=== Data for this task ===

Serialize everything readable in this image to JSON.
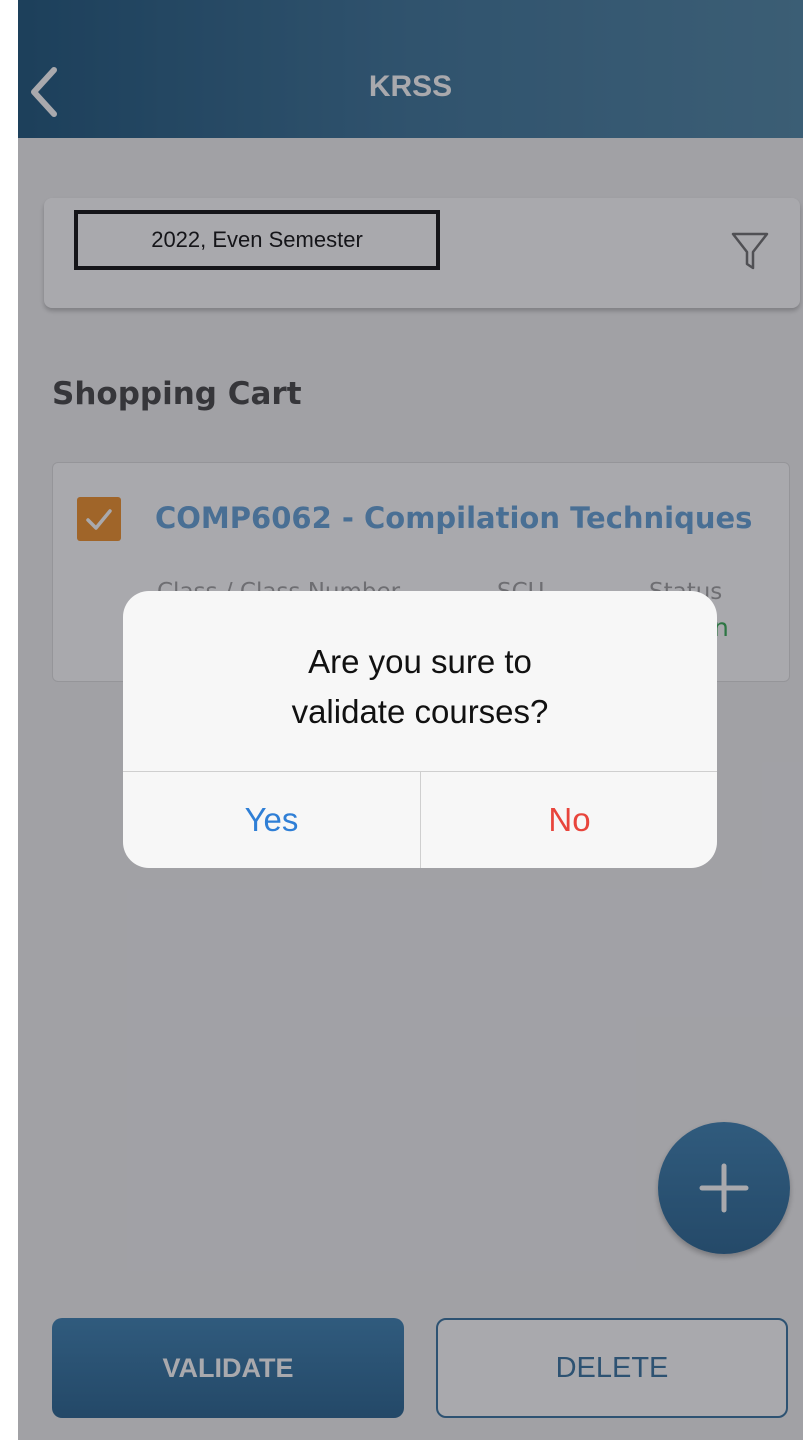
{
  "header": {
    "title": "KRSS",
    "back_icon": "chevron-left-icon"
  },
  "filter": {
    "semester": "2022, Even Semester",
    "filter_icon": "funnel-icon"
  },
  "cart": {
    "section_title": "Shopping Cart",
    "course": {
      "checked": true,
      "title": "COMP6062 - Compilation Techniques",
      "columns": {
        "class_label": "Class / Class Number",
        "scu_label": "SCU",
        "status_label": "Status"
      },
      "status_value": "n"
    }
  },
  "fab": {
    "icon": "plus-icon"
  },
  "actions": {
    "validate_label": "VALIDATE",
    "delete_label": "DELETE"
  },
  "dialog": {
    "message_line1": "Are you sure to",
    "message_line2": "validate courses?",
    "yes_label": "Yes",
    "no_label": "No"
  },
  "colors": {
    "header_start": "#0e4a72",
    "header_end": "#437e9f",
    "accent_blue": "#2f79ad",
    "checkbox_orange": "#f08a1c",
    "course_title_blue": "#5b9bd5",
    "status_green": "#2ba84a",
    "yes_blue": "#2f7fd6",
    "no_red": "#e8453c"
  }
}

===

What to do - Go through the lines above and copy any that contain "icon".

Output for this task -
    "back_icon": "chevron-left-icon"
    "filter_icon": "funnel-icon"
    "icon": "plus-icon"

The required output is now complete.